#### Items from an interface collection
──────────
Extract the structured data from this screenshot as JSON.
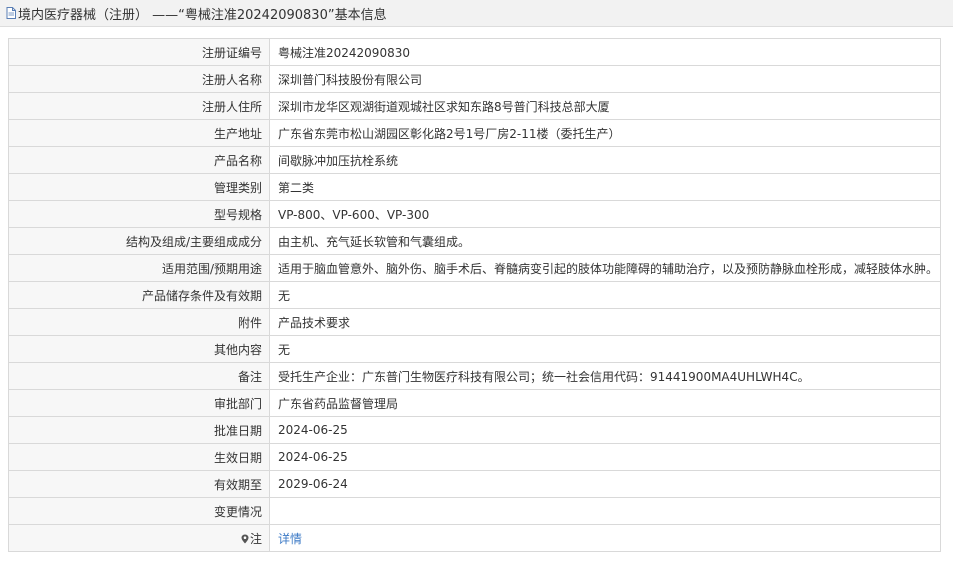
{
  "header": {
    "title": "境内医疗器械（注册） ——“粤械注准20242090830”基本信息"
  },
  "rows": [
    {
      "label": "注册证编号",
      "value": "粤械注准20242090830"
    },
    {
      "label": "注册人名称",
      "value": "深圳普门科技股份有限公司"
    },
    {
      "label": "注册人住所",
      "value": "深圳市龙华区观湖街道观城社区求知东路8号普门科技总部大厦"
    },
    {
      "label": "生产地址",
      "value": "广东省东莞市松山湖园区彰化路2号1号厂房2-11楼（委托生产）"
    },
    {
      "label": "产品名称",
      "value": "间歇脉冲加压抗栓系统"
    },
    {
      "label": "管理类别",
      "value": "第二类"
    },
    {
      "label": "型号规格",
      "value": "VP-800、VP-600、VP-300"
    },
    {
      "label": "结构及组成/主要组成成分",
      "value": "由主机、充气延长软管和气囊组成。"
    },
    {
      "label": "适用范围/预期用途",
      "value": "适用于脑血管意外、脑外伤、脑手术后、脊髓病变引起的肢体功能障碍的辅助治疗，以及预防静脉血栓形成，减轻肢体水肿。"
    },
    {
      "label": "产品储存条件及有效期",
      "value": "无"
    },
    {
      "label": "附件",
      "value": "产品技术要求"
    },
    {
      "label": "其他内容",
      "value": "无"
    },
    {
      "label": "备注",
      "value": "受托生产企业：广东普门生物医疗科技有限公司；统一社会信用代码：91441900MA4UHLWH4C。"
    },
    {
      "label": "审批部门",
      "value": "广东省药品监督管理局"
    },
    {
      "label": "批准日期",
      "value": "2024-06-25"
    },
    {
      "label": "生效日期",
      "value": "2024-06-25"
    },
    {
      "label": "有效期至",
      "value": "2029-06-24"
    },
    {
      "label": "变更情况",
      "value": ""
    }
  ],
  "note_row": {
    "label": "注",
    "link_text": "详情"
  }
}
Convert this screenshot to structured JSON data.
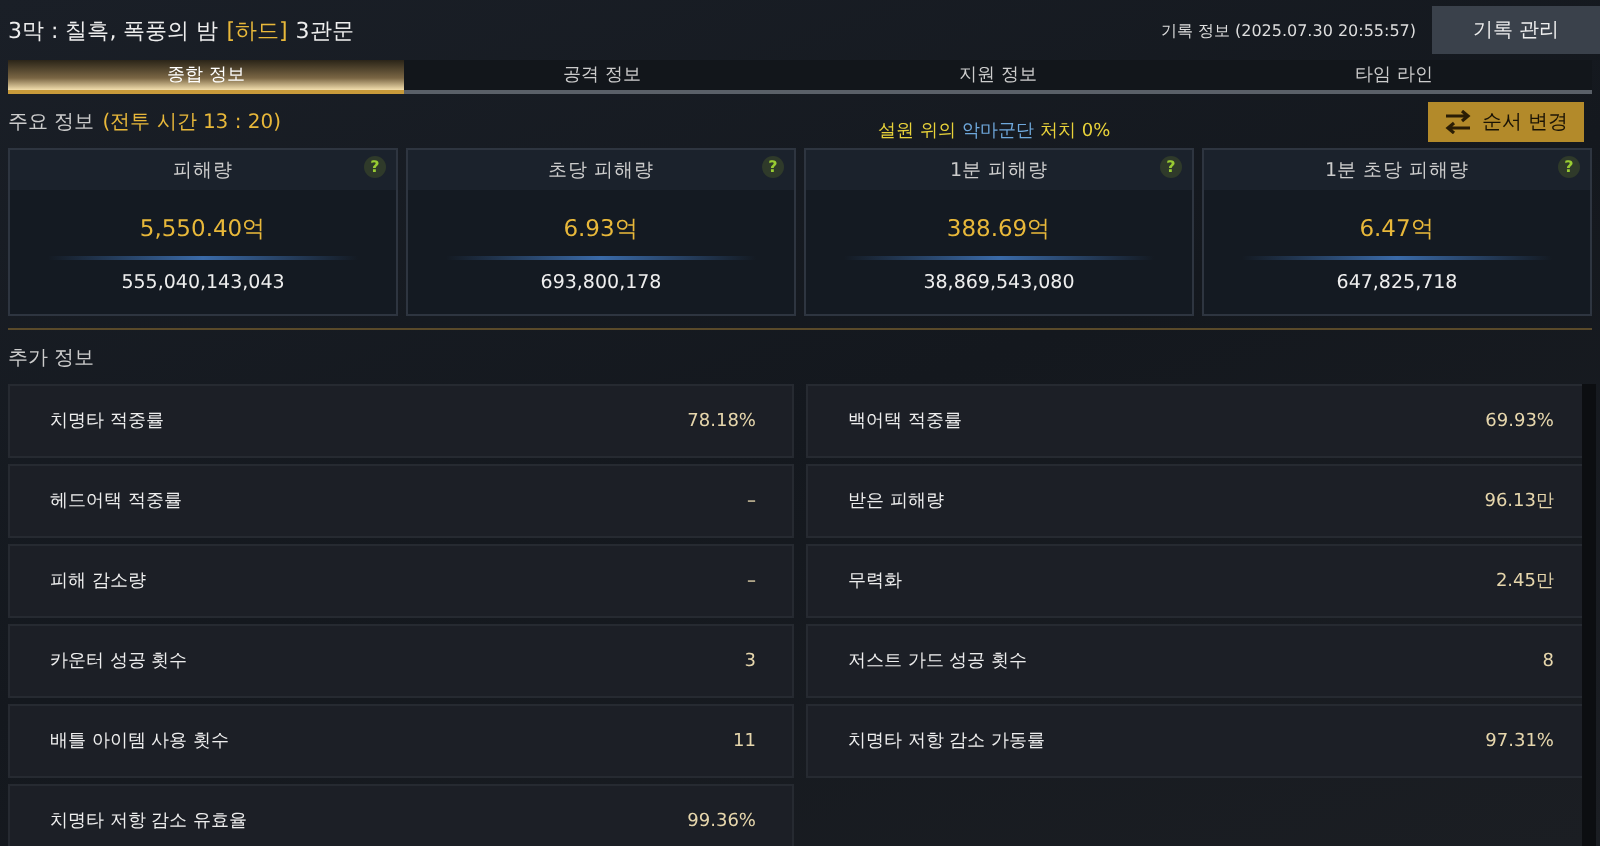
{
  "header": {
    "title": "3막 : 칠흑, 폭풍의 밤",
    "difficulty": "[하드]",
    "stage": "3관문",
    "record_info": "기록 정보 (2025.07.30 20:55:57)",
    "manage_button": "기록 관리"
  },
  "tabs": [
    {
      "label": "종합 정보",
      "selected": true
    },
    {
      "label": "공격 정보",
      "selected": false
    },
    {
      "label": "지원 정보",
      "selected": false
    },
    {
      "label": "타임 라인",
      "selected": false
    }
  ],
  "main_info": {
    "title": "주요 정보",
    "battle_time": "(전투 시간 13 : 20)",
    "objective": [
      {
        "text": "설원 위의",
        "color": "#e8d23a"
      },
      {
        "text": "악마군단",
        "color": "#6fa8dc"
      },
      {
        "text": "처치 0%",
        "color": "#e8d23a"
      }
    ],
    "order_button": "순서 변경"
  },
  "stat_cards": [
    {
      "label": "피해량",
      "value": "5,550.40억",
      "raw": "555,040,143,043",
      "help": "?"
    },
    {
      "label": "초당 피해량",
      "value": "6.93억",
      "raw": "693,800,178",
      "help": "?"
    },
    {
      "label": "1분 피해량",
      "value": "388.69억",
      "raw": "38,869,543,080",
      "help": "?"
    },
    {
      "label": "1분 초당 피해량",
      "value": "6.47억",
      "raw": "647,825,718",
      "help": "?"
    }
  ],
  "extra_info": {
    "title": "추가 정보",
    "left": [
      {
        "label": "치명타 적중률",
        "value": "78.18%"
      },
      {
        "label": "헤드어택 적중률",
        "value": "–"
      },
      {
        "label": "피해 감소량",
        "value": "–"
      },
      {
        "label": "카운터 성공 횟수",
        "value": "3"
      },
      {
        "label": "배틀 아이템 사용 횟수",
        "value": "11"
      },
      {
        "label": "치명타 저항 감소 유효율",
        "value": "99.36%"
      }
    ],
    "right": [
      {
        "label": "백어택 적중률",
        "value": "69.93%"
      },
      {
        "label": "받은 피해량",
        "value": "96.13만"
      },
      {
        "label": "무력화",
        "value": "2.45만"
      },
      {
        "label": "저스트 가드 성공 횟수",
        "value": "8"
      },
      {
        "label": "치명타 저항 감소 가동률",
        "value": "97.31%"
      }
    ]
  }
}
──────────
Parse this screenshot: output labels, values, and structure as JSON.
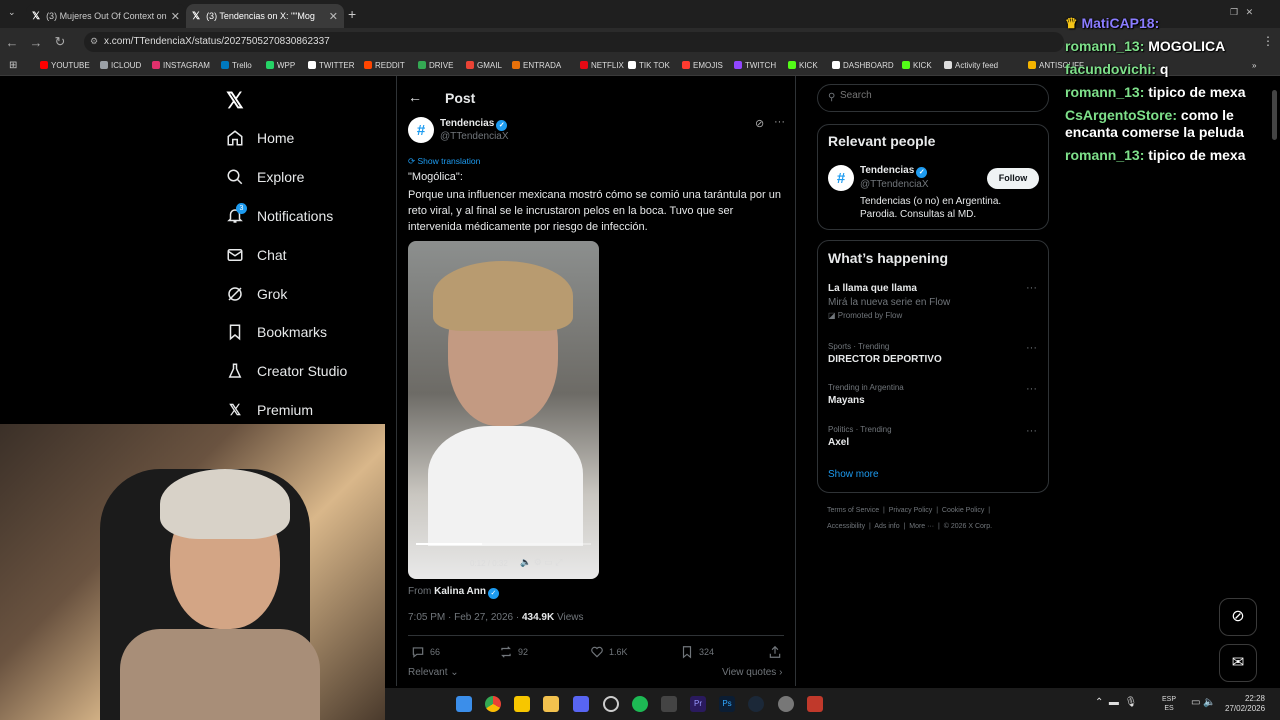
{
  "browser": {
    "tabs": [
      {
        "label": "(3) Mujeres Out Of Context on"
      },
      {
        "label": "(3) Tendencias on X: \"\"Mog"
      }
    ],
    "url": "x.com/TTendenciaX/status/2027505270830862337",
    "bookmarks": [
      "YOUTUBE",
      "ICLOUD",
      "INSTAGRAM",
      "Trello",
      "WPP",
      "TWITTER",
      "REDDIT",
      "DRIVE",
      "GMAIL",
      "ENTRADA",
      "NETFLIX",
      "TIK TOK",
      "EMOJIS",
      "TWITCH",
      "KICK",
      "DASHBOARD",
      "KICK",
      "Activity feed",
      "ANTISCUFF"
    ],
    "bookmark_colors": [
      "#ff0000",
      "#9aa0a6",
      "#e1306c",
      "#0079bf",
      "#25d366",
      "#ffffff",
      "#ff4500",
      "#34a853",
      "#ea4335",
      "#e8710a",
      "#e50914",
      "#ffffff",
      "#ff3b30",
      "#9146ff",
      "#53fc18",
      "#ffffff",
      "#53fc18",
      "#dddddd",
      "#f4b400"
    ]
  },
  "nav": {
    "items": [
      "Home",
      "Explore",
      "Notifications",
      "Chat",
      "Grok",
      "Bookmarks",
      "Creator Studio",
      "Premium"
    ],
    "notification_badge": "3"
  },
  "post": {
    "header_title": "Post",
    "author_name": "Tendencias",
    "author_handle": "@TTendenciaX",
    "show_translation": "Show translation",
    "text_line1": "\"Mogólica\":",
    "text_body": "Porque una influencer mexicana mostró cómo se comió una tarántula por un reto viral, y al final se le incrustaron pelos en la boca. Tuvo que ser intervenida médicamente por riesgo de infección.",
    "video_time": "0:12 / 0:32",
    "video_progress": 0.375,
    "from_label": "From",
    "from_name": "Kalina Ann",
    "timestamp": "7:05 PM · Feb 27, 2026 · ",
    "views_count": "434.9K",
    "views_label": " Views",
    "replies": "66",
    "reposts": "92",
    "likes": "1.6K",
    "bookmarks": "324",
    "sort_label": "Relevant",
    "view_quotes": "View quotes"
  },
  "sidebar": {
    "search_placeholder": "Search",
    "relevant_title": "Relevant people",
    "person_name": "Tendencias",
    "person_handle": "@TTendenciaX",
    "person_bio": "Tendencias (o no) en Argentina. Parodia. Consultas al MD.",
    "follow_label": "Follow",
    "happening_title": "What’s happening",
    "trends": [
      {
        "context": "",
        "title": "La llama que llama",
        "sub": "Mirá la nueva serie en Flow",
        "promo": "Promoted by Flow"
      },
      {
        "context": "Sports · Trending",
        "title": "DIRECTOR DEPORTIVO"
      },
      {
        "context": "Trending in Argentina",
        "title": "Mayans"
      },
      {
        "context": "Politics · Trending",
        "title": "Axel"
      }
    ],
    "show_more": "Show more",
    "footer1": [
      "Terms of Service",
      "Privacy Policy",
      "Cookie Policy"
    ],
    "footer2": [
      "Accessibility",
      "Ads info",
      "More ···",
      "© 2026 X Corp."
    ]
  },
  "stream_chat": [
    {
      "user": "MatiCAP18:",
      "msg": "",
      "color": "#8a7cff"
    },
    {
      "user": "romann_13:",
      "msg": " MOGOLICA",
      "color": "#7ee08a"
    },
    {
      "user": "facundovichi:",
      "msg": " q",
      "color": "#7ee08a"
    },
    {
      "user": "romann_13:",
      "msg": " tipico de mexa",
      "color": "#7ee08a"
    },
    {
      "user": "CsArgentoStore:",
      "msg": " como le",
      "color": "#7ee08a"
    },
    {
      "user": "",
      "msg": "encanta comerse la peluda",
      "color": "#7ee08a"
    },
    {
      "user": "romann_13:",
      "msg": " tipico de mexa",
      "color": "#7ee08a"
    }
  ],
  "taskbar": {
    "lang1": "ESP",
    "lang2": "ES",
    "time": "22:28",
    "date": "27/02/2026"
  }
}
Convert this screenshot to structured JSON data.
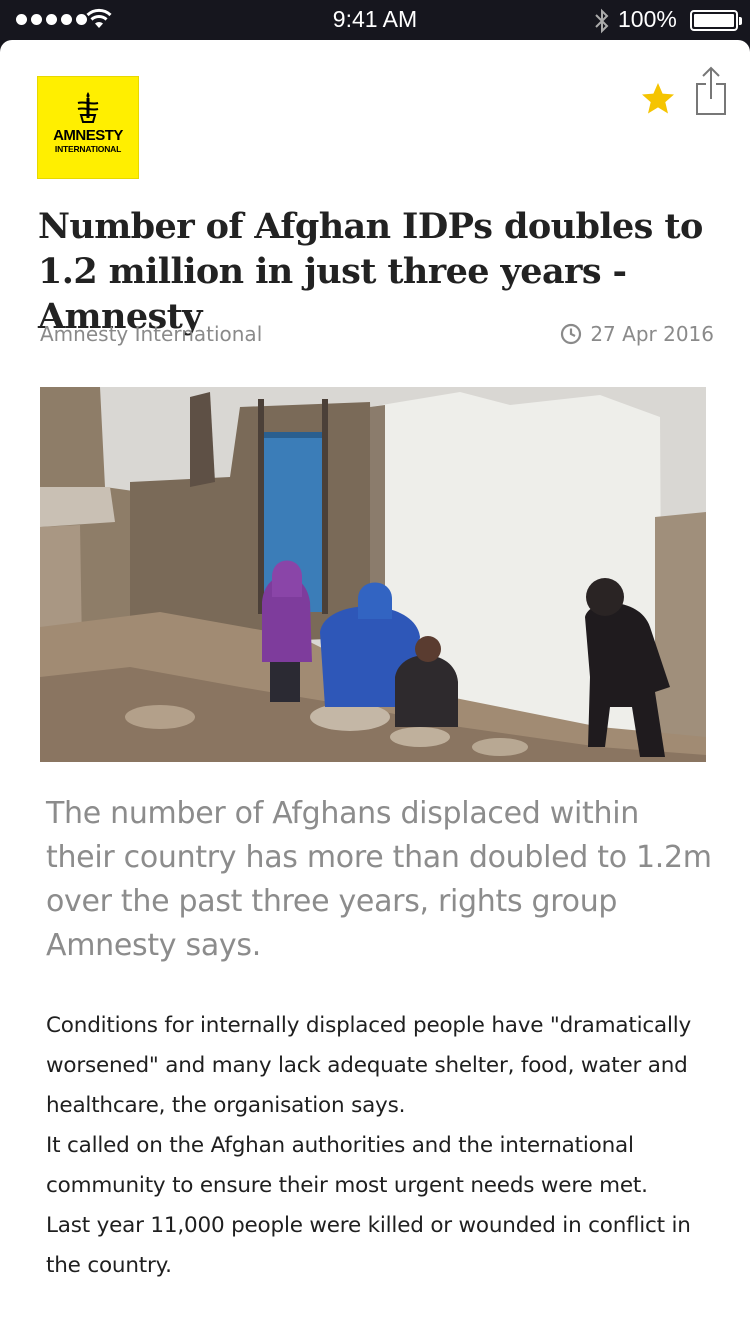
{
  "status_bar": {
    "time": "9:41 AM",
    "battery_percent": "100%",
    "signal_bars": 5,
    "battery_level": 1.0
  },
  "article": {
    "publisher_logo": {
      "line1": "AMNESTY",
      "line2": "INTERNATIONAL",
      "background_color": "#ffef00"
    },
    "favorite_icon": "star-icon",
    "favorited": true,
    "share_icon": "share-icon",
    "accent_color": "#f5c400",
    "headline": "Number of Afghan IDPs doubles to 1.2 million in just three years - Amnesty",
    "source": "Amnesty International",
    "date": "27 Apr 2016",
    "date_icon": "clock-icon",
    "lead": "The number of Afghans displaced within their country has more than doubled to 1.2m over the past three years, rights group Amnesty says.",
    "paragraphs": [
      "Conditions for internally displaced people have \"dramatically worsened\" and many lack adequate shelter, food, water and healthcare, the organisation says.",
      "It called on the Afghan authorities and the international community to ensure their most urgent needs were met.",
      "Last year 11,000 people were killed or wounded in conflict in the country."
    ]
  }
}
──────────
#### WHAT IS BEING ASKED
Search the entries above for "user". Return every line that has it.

#### REPLY TO THE EXERCISE
      "user": "MatiCAP18:",
      "user": "romann_13:",
      "user": "facundovichi:",
      "user": "romann_13:",
      "user": "CsArgentoStore:",
      "user": "",
      "user": "romann_13:",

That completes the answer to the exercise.